• TASK GOAL: Using the records that follow, copy every line containing the word "this".

• INFORMATION PROVIDED:
····················

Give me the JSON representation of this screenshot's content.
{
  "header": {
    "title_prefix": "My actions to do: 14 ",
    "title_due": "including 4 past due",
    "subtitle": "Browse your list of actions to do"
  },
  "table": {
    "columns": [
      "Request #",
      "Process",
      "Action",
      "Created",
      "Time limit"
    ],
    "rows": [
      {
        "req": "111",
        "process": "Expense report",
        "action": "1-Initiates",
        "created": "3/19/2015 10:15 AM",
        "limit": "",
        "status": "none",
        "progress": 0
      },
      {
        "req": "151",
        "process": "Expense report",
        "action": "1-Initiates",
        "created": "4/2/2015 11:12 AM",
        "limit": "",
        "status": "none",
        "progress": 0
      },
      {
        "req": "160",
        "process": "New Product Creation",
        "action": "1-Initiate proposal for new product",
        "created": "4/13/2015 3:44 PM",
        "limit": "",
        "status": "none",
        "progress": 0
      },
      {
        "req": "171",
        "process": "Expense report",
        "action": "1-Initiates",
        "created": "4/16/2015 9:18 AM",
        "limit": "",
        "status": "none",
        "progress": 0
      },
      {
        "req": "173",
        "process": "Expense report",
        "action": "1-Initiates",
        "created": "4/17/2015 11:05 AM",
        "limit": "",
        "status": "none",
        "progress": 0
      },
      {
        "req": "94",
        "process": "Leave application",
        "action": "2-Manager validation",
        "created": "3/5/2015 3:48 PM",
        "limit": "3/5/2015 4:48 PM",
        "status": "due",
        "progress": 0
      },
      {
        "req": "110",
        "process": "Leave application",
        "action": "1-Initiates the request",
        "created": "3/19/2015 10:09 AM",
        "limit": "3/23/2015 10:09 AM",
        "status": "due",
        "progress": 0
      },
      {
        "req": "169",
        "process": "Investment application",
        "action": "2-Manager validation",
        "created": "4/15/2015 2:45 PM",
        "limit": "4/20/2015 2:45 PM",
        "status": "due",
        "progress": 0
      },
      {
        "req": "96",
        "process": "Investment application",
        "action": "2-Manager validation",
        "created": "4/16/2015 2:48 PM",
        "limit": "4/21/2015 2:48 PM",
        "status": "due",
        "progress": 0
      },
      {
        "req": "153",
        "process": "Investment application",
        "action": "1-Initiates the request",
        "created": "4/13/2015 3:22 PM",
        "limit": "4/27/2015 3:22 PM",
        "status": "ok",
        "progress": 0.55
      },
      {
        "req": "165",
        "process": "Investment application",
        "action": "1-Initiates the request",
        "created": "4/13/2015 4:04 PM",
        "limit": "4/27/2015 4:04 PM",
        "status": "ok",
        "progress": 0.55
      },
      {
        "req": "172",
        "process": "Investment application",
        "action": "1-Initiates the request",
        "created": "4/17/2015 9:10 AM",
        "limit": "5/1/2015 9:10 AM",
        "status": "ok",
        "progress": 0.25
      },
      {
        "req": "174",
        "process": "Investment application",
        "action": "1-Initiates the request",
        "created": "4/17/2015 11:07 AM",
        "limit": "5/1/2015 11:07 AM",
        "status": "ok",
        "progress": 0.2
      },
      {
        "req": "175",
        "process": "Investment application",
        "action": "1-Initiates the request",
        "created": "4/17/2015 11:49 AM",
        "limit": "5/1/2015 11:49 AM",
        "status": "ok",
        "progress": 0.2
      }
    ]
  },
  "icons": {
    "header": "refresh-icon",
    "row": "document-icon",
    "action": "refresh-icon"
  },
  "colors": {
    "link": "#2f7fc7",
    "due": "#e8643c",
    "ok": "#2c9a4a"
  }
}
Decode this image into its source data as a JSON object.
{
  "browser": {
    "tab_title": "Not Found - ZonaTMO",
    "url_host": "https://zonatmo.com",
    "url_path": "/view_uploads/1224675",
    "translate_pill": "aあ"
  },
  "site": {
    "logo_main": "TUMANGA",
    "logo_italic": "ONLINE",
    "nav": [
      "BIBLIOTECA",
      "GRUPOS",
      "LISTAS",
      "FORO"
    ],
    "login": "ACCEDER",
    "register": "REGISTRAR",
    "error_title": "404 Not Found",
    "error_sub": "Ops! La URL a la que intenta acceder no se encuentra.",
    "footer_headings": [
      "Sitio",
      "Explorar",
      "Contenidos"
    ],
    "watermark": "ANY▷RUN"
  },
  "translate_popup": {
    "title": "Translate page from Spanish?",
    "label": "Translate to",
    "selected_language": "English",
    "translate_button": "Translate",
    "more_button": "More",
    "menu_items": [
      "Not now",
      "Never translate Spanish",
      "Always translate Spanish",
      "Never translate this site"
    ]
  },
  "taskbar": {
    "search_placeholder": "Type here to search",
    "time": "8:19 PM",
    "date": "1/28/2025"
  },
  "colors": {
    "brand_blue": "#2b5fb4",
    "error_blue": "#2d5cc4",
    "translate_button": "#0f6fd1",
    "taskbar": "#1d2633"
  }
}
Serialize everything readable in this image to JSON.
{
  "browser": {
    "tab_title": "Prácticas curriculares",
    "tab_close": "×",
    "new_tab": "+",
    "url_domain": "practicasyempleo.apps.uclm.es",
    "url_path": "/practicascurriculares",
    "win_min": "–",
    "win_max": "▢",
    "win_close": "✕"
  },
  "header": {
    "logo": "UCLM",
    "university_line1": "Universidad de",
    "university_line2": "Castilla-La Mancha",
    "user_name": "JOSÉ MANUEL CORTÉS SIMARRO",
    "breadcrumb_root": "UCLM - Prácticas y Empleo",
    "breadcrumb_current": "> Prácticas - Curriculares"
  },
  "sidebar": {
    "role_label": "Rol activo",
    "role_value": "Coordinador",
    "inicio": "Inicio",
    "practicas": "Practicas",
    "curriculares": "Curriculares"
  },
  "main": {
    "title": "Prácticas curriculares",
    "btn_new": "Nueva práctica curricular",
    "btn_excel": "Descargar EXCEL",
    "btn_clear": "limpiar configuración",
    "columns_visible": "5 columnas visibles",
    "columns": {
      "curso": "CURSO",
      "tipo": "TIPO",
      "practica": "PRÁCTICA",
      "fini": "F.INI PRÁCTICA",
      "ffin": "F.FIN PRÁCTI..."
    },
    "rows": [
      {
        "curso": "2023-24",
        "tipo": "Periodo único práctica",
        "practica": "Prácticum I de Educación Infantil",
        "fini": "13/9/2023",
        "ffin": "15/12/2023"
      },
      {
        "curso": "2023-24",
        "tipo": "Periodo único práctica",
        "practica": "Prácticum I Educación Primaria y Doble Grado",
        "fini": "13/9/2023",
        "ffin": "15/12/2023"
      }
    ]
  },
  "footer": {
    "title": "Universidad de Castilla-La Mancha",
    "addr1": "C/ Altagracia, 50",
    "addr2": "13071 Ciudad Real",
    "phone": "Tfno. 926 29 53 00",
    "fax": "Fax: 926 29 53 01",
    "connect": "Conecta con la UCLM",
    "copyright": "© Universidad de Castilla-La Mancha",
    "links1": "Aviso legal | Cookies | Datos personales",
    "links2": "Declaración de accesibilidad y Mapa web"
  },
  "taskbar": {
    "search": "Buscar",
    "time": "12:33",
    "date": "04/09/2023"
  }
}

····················

• ANSWER SPACE:
Give me the JSON representation of this screenshot's content.
Decode this image into its source data as a JSON object.
      "Never translate this site"
Serialize everything readable in this image to JSON.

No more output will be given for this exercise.